Embracing the chaos of creativity
In which I expose the inner workings of my organisational obsessions
For the last five years, I’ve been trying to streamline my writing process. It started with a Trello board to keep track of my assignments. I don’t like to admit that the kind of journalism I do is paint-by-numbers, but there’s definitely a formula you follow when writing a 1,200-word magazine feature. So I thought it would be efficient to break that process down and create a checklist to help me keep on top of my work. I made a tickbox for every step, from scheduling interviews and drafting an outline, to filing the copy and adding the published story to my archive.
My checklist “worked” insofar as I got my stories done by the deadline and then bothered to archive them once they were published. But I also spent an inordinate amount of time ticking boxes and formatting Trello cards rather than actually getting on with the assignment. Soon, the checklist became yet another stick with which to beat myself. And I was left with this lingering feeling that I can only describe as when you get in trouble at school for colouring outside of the lines.
I’ll be honest, my primary motive for this organisation project was to get those stories written faster. I’m a freelancer; the quicker I can turn around copy, the more copy I can file. There are two main skills I need to be good at this job: writing and organisation. But as my misguided organisational obsessions show, sometimes these traits are at odds with each other. Trying to write faster was a fool’s errand: the goal should have been to write better. Or as the author Melissa Febos put it, do you want to be known for your writing, or for your swift email responses?
Wholeheartedly embracing the chaos of creativity has been transformative for my writing. As I type that, I’m embarrassed about how obvious it sounds. Creating stuff is messy – duh!! There are enough pop-culture depictions of the chaotic artist to realise that. I’ve even written an essay about how I don’t believe creativity can be hacked. And yet intellectually grasping a concept and it seeping into your consciousness are two very different things.

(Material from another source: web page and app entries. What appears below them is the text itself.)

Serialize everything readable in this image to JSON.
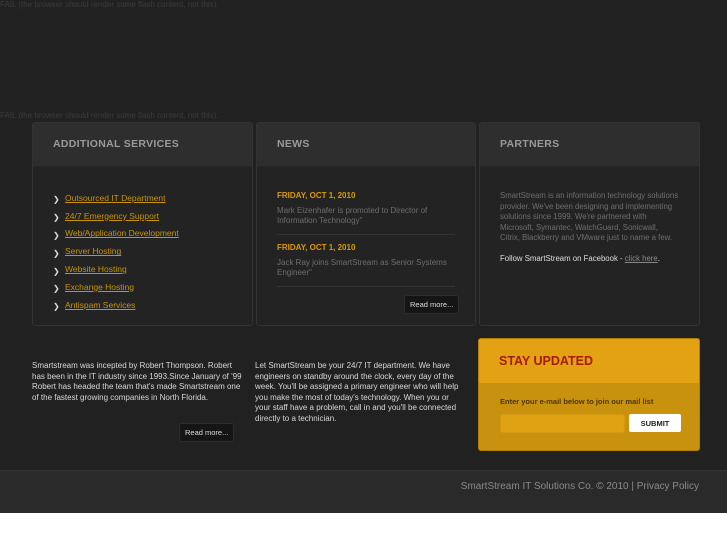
{
  "flash_fail": "FAIL (the browser should render some flash content, not this).",
  "services": {
    "title": "ADDITIONAL SERVICES",
    "items": [
      "Outsourced IT Department",
      "24/7 Emergency Support",
      "Web/Application Development",
      "Server Hosting",
      "Website Hosting",
      "Exchange Hosting",
      "Antispam Services"
    ]
  },
  "news": {
    "title": "NEWS",
    "items": [
      {
        "date": "FRIDAY, OCT 1, 2010",
        "text": "Mark Eizenhafer is promoted to Director of Information Technology\""
      },
      {
        "date": "FRIDAY, OCT 1, 2010",
        "text": "Jack Ray joins SmartStream as Senior Systems Engineer\""
      }
    ],
    "read_more": "Read more..."
  },
  "partners": {
    "title": "PARTNERS",
    "text": "SmartStream is an information technology solutions provider. We've been designing and implementing solutions since 1999. We're partnered with Microsoft, Symantec, WatchGuard, Sonicwall, Citrix, Blackberry and VMware just to name a few.",
    "follow": "Follow SmartStream on Facebook - ",
    "link": "click here",
    "after": "."
  },
  "about": {
    "text": "Smartstream was incepted by Robert Thompson. Robert has been in the IT industry since 1993.Since January of '99 Robert has headed the team that's made Smartstream one of the fastest growing companies in North Florida.",
    "read_more": "Read more..."
  },
  "support": {
    "text": "Let SmartStream be your 24/7 IT department. We have engineers on standby around the clock, every day of the week. You'll be assigned a primary engineer who will help you make the most of today's technology. When you or your staff have a problem, call in and you'll be connected directly to a technician."
  },
  "newsletter": {
    "title": "STAY UPDATED",
    "label": "Enter your e-mail below to join our mail list",
    "email": "",
    "submit": "SUBMIT"
  },
  "footer": {
    "copyright": "SmartStream IT Solutions Co. © 2010",
    "sep": " | ",
    "privacy": "Privacy Policy"
  }
}
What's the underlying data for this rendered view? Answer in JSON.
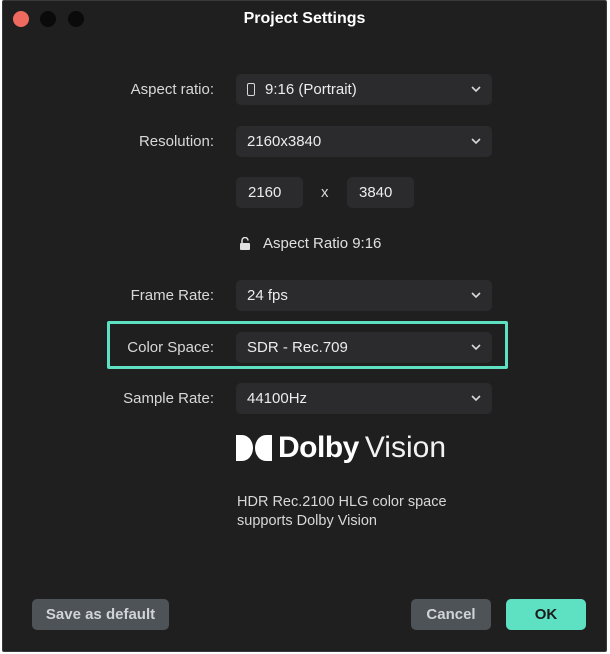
{
  "window": {
    "title": "Project Settings"
  },
  "aspect_ratio": {
    "label": "Aspect ratio:",
    "value": "9:16 (Portrait)"
  },
  "resolution": {
    "label": "Resolution:",
    "value": "2160x3840",
    "width": "2160",
    "height": "3840",
    "separator": "x",
    "lock_text": "Aspect Ratio 9:16"
  },
  "frame_rate": {
    "label": "Frame Rate:",
    "value": "24 fps"
  },
  "color_space": {
    "label": "Color Space:",
    "value": "SDR - Rec.709",
    "highlight_color": "#5ee0c2"
  },
  "sample_rate": {
    "label": "Sample Rate:",
    "value": "44100Hz"
  },
  "dolby": {
    "brand": "Dolby",
    "product": "Vision",
    "note": "HDR Rec.2100 HLG color space supports Dolby Vision"
  },
  "buttons": {
    "save_default": "Save as default",
    "cancel": "Cancel",
    "ok": "OK"
  },
  "colors": {
    "accent": "#5ee0c2",
    "background": "#1f1f20",
    "field": "#2b2b2d",
    "close": "#ee6a5f"
  },
  "icons": {
    "aspect": "phone-portrait-icon",
    "lock": "unlock-icon",
    "dropdown": "chevron-down-icon"
  }
}
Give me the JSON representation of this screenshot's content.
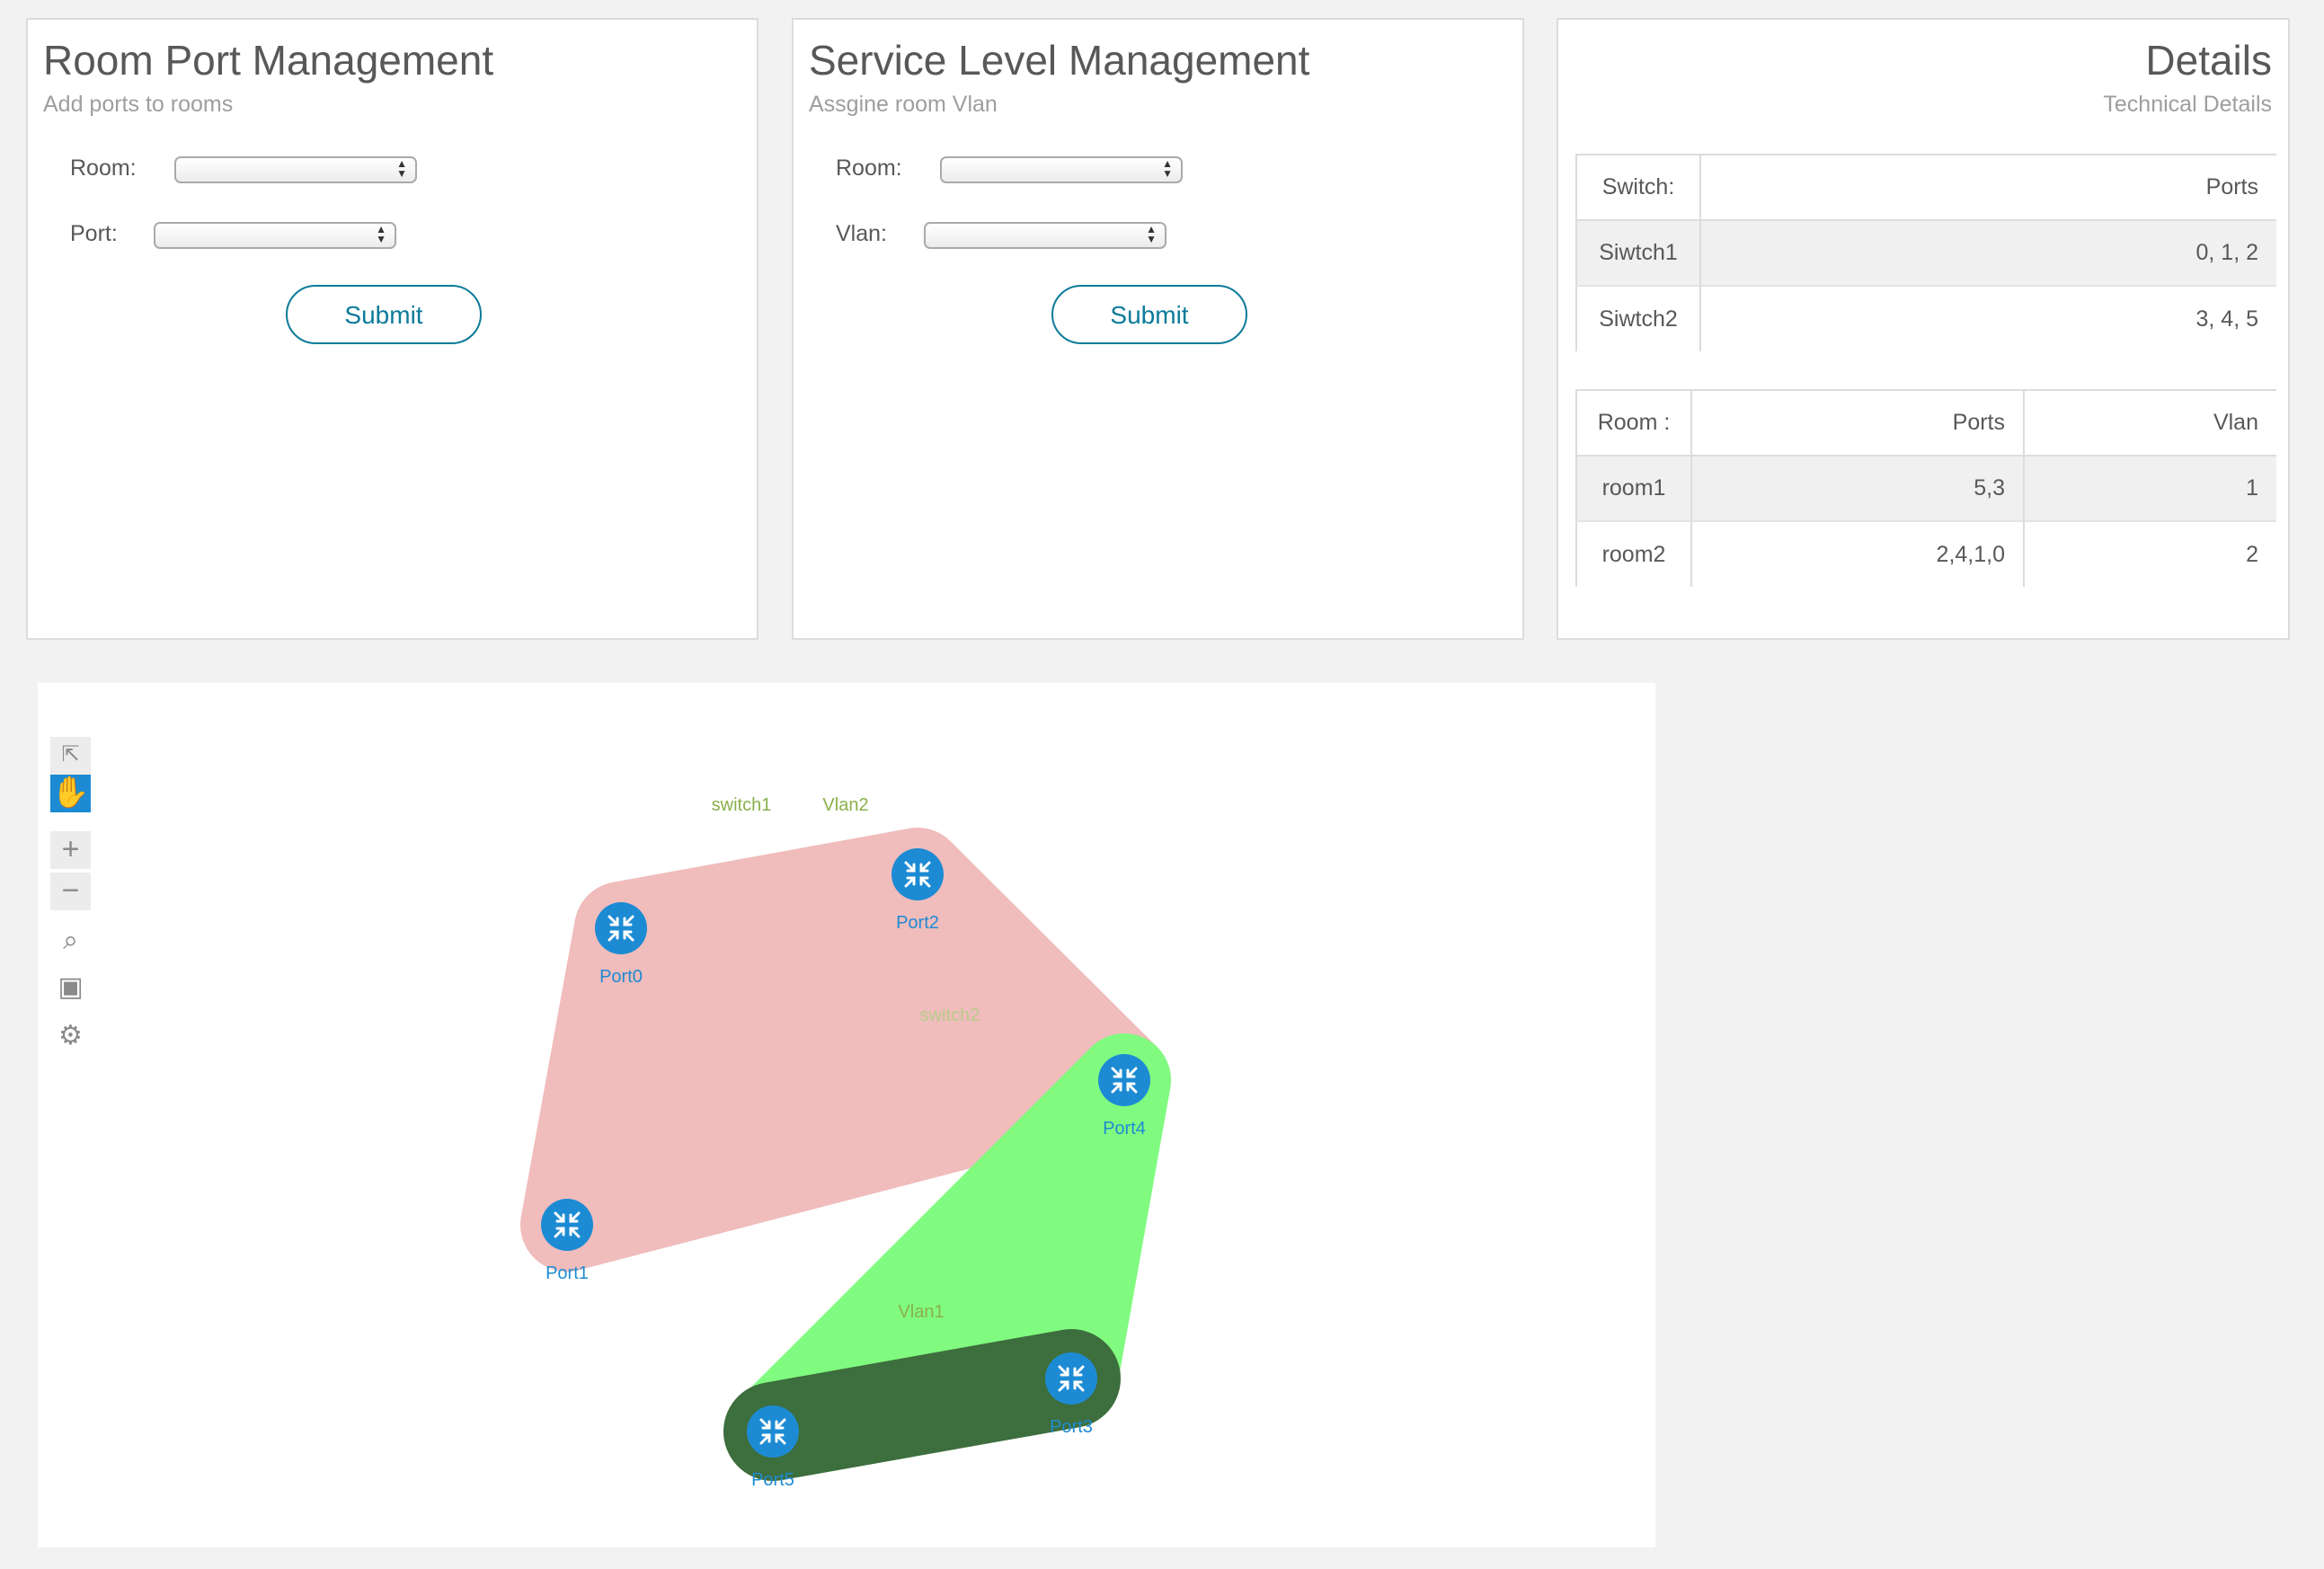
{
  "room_port": {
    "title": "Room Port Management",
    "subtitle": "Add ports to rooms",
    "room_label": "Room:",
    "port_label": "Port:",
    "room_value": "",
    "port_value": "",
    "submit_label": "Submit"
  },
  "service_level": {
    "title": "Service Level Management",
    "subtitle": "Assgine room Vlan",
    "room_label": "Room:",
    "vlan_label": "Vlan:",
    "room_value": "",
    "vlan_value": "",
    "submit_label": "Submit"
  },
  "details": {
    "title": "Details",
    "subtitle": "Technical Details",
    "switch_table": {
      "headers": [
        "Switch:",
        "Ports"
      ],
      "rows": [
        [
          "Siwtch1",
          "0, 1, 2"
        ],
        [
          "Siwtch2",
          "3, 4, 5"
        ]
      ]
    },
    "room_table": {
      "headers": [
        "Room :",
        "Ports",
        "Vlan"
      ],
      "rows": [
        [
          "room1",
          "5,3",
          "1"
        ],
        [
          "room2",
          "2,4,1,0",
          "2"
        ]
      ]
    }
  },
  "topology": {
    "toolbar": [
      {
        "name": "select-mode-icon",
        "glyph": "↖"
      },
      {
        "name": "pan-mode-icon",
        "glyph": "✋"
      },
      {
        "name": "zoom-in-icon",
        "glyph": "+"
      },
      {
        "name": "zoom-out-icon",
        "glyph": "−"
      },
      {
        "name": "zoom-selection-icon",
        "glyph": "⌕"
      },
      {
        "name": "fit-view-icon",
        "glyph": "▣"
      },
      {
        "name": "settings-gear-icon",
        "glyph": "⚙"
      }
    ],
    "node_icon": "switch-arrows-icon",
    "node_color": "#1d8bd3",
    "nodes": [
      {
        "id": "Port0",
        "label": "Port0"
      },
      {
        "id": "Port1",
        "label": "Port1"
      },
      {
        "id": "Port2",
        "label": "Port2"
      },
      {
        "id": "Port3",
        "label": "Port3"
      },
      {
        "id": "Port4",
        "label": "Port4"
      },
      {
        "id": "Port5",
        "label": "Port5"
      }
    ],
    "groups": [
      {
        "label": "switch1",
        "color": "#f4f4f4",
        "label_color": "#8ab04a",
        "members": [
          "Port0",
          "Port1",
          "Port2"
        ]
      },
      {
        "label": "Vlan2",
        "color": "#f0bcbc",
        "label_color": "#8ab04a",
        "members": [
          "Port0",
          "Port1",
          "Port2",
          "Port4"
        ]
      },
      {
        "label": "switch2",
        "color": "#c8f2c8",
        "label_color": "#b8cc8a",
        "members": [
          "Port3",
          "Port4",
          "Port5"
        ]
      },
      {
        "label": "Vlan1",
        "color": "#80fb80",
        "label_color": "#8ab04a",
        "members": [
          "Port4",
          "Port5",
          "Port3"
        ]
      },
      {
        "label": "",
        "color": "#3d6e3d",
        "label_color": "",
        "members": [
          "Port5",
          "Port3"
        ]
      }
    ]
  }
}
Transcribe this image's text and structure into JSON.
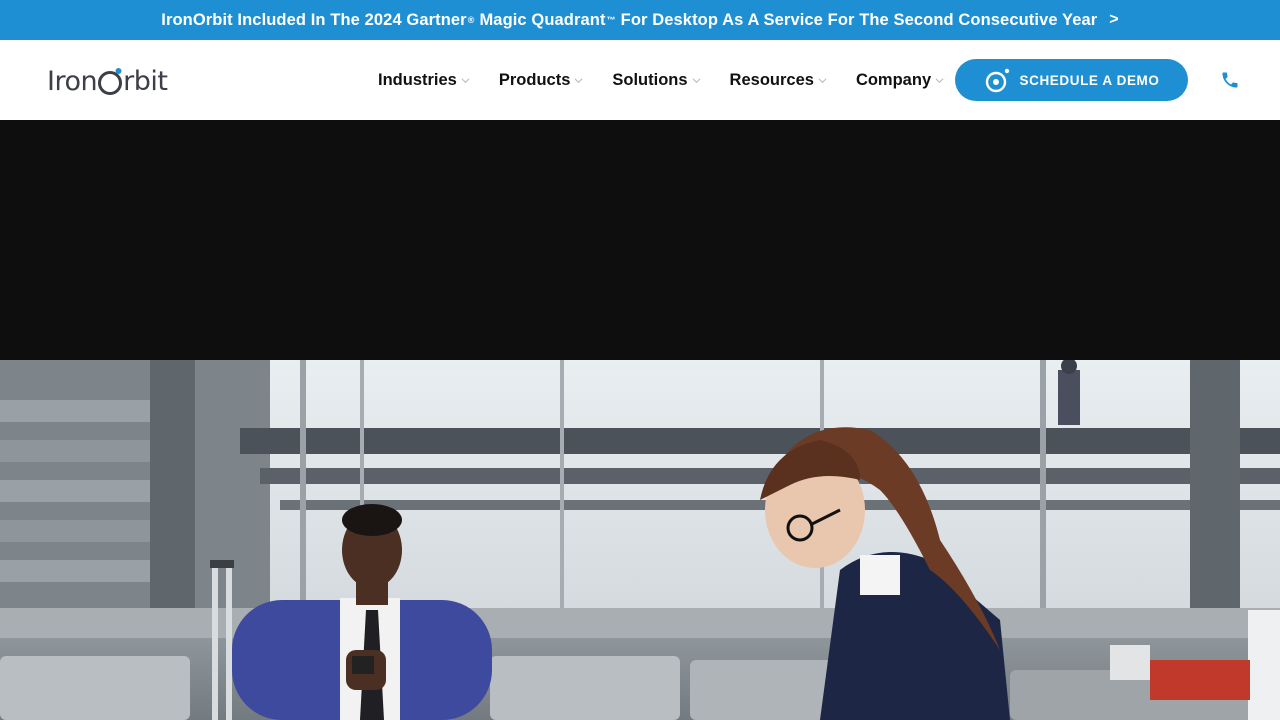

Chaos looks different to different creatives. It’s the countless drafts labelled with very similar file names; the empty mugs scattered across the writer’s desk; the 11 PM burst of energy; the illegible scribbles in the margins; the half-full notebooks you cart between house moves; the inability to focus on the task at hand for all the ideas of new projects flooding in; it’s the pull of your attention down a YouTube rabbit hole or towards the folding of laundry, where the answer comes to you out of nowhere.
My chaos is writing half of this newsletter by hand, in pencil, on the back of scraps of paper I found at the bottom of my desk drawer. Then typing up the notes in one word-processing programme, only to get stuck halfway through and then paste the in-complete draft directly into the newsletter’s text editor, leaving a trail of opened tabs in my wake. Is that a “process”? I went from A to B and have something to show for it, so yes. But it’s not something I want to make a blueprint out of it. It’s just a chaotic mess that happens to work.
When it comes to creativity, colouring outside of the lines is kind of the whole point. There wasn’t actually an issue with my haphazard approach to my assignments – whatever I was doing before was working for me. It was only when I tried to impose a rigid structure that I created a problem. I’d failed to see the invisible order already making the process work as if by magic – if I’d just put my faith in believing that it was there all along.